“At the time, we wrote that we didn’t expect a full-blown crisis, owing to the self-correcting nature of a rising interest rate-driven crisis, as well as the quick reaction of the authorities. Nor did we expect contagion across European banks. We were happily proved right.
“However, the crisis had even less impact than we had initially thought: credit conditions tightened but didn’t squeeze growth as much as we had anticipated.”
There was no U.S. government default.
“Amid increasingly polarized politics in the United States, markets got jittery in the second quarter, with US [credit default swap] spreads rising as the debt ceiling loomed once again. In June, we got the expected resolution but it was a reminder to investors of the structural issues with US govvies — something that markets were reminded of a couple months later when Fitch downgraded US debt to AA+ from AAA citing a growing debt burden and repeated debt-limit standoffs.”
China didn’t have a reopening boom.

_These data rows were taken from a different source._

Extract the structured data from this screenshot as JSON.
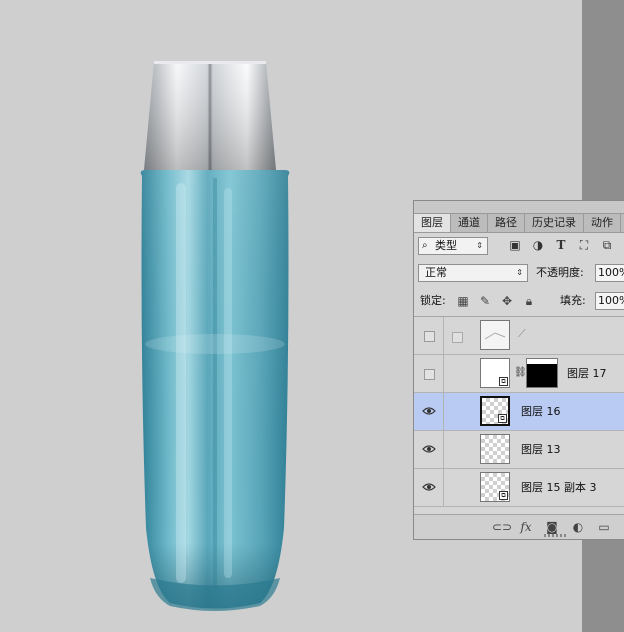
{
  "panel": {
    "tabs": [
      "图层",
      "通道",
      "路径",
      "历史记录",
      "动作"
    ],
    "filter": {
      "label": "类型",
      "icon": "search-icon"
    },
    "filter_icons": [
      "image-filter-icon",
      "adjustment-filter-icon",
      "type-filter-icon",
      "shape-filter-icon",
      "smart-object-filter-icon"
    ],
    "blend_mode": "正常",
    "opacity_label": "不透明度:",
    "opacity_value": "100%",
    "lock_label": "锁定:",
    "fill_label": "填充:",
    "fill_value": "100%",
    "footer_icons": [
      "link-layers-icon",
      "fx-icon",
      "add-mask-icon",
      "adjustment-layer-icon",
      "new-group-icon"
    ],
    "footer_fx": "fx"
  },
  "layers": [
    {
      "name": "",
      "visible": false,
      "type": "brush-stroke"
    },
    {
      "name": "图层 17",
      "visible": false,
      "type": "masked-smart-object"
    },
    {
      "name": "图层 16",
      "visible": true,
      "type": "smart-object",
      "selected": true
    },
    {
      "name": "图层 13",
      "visible": true,
      "type": "pixel"
    },
    {
      "name": "图层 15 副本 3",
      "visible": true,
      "type": "smart-object"
    }
  ],
  "colors": {
    "canvas_bg": "#cfcfd0",
    "bottle_teal": "#4fa3b8",
    "cap_silver": "#d9dde2",
    "selection": "#b9cbf2"
  }
}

“At the end of 2022, China exited Covid restrictions while at the same time stimulating and toning down ‘common prosperity’ messaging; it was meant to experience the reopening boom that had been seen in [developed markets] in 2021.
“However, as we pointed out at the time, stimulus was drip-feed, the property sector imposed a structural drag and related consumer behavior remained too cautious to spur growth. The economy is now stabilizing in what is an ‘L-shaped’ recovery, but the property contraction will continue for years and China’s new growth model is slower.”
The global property market didn’t collapse.
“Our colleague Dario Perkins identifies several reasons for this resilience: (i) expectations of imminent rate cuts; (ii) a sellers’ strike (the result of interest-rate ‘lock-ins’ and homeowner psychology); (iii) various ‘extend and pretend’ schemes, especially in the highest-risk markets (such as Canada); (iv) money illusion (reductions in real rather than nominal prices); (v) structural sources of demand (remote working and immigration); and (vi) the absence of ‘forced sellers’ thanks to continued strength in labor markets. It should be clear that while these forces have helped the soft-landing thesis in 2023, they do not rule out a hard landing in 2024. Thus, risks persist.”
Geopolitical shocks didn’t shock.
“Russia’s invasion of Ukraine in 2022 had a large impact on asset markets and economies but the adjustment was made in that same year. Supply chains were modified, infrastructure built and energy prices came down; markets moved on amid inherently un-discountable tail risks. In October, a conflict began between Israel-Hamas and the associated threat to oil supply saw energy prices spike. But once again, amid hard-to-price extreme geopolitical risk, markets simply moved on.”